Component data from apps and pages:
================================
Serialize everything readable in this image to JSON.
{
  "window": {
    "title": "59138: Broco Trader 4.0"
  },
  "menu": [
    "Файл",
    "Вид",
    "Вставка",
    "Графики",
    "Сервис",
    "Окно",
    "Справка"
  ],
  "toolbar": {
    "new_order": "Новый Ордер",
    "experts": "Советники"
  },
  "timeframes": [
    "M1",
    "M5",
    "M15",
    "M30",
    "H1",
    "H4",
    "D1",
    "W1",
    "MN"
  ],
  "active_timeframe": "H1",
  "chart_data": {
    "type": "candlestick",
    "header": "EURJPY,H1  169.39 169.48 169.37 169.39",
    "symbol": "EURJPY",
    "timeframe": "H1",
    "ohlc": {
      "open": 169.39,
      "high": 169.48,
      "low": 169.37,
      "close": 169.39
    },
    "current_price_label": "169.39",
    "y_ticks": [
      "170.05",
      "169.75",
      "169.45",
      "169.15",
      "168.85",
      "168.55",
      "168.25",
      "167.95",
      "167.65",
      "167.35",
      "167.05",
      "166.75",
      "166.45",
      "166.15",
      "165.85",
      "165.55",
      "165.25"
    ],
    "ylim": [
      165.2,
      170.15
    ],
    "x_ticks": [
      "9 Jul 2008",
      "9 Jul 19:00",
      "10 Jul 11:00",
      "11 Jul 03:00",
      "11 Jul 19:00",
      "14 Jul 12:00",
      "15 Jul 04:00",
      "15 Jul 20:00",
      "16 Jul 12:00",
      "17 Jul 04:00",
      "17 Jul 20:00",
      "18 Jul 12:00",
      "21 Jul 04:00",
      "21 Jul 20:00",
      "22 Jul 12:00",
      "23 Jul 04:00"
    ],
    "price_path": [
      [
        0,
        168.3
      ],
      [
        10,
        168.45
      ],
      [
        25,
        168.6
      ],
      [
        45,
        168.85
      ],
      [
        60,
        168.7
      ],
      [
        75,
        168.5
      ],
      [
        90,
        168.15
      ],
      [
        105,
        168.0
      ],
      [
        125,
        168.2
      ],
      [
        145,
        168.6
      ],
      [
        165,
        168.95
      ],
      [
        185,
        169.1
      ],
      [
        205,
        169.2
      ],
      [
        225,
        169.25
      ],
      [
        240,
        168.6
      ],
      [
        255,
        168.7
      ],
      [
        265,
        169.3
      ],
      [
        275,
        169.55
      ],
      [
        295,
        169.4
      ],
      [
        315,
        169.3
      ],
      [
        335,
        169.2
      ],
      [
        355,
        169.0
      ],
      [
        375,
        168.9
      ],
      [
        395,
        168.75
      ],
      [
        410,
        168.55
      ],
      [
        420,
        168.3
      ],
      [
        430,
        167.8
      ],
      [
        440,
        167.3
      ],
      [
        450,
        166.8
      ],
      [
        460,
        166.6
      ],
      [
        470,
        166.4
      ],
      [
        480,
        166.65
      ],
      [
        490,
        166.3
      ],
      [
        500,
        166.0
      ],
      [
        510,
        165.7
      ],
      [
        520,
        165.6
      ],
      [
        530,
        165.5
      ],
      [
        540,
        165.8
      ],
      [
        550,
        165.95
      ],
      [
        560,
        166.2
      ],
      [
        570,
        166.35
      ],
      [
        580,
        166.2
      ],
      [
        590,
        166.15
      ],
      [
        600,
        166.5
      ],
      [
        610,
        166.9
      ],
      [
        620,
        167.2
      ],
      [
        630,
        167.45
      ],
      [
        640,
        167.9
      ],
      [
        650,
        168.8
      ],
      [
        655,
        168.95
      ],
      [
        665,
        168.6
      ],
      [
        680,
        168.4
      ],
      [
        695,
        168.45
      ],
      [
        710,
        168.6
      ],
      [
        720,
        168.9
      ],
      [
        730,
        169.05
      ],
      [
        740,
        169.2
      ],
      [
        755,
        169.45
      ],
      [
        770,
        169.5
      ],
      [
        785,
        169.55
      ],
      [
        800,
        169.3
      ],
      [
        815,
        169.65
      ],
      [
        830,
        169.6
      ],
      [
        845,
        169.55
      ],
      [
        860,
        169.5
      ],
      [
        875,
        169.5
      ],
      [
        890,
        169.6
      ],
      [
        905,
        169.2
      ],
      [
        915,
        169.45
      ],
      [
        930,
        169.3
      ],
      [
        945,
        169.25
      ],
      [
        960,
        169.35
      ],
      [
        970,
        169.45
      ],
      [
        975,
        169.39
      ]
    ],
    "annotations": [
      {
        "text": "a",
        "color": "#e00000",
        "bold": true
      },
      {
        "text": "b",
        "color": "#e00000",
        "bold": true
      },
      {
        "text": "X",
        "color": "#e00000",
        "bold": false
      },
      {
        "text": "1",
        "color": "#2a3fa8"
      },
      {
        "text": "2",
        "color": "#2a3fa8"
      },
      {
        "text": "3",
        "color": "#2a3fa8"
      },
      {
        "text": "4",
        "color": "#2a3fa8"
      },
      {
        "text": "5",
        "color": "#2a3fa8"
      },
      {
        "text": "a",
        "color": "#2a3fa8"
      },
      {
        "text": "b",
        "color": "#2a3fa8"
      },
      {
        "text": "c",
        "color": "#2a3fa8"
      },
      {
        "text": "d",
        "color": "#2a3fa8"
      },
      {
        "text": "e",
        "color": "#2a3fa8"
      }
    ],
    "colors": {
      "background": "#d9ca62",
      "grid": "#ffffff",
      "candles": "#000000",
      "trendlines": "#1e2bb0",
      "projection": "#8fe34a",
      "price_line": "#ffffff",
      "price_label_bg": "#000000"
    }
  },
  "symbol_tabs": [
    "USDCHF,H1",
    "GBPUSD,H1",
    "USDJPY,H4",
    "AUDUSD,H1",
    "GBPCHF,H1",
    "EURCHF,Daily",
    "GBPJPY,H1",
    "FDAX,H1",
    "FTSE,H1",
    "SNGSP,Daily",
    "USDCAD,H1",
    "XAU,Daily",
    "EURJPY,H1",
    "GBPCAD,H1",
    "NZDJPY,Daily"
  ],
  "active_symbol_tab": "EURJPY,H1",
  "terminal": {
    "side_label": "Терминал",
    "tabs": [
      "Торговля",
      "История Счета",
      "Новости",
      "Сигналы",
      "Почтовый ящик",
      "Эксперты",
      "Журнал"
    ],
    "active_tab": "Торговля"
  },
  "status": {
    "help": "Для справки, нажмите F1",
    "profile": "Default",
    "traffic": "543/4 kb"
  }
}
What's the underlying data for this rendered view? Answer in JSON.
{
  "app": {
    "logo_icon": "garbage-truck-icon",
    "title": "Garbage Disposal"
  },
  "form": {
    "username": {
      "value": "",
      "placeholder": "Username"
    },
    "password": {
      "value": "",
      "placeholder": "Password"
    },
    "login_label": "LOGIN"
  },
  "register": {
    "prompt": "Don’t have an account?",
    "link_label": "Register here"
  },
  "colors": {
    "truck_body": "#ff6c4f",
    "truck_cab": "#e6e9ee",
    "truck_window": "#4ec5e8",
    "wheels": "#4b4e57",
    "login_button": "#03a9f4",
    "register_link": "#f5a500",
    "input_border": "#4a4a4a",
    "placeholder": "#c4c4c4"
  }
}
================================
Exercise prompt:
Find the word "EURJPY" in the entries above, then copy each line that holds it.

Result of the task:
    "header": "EURJPY,H1  169.39 169.48 169.37 169.39",
    "symbol": "EURJPY",
    "EURJPY,H1",
  "active_symbol_tab": "EURJPY,H1",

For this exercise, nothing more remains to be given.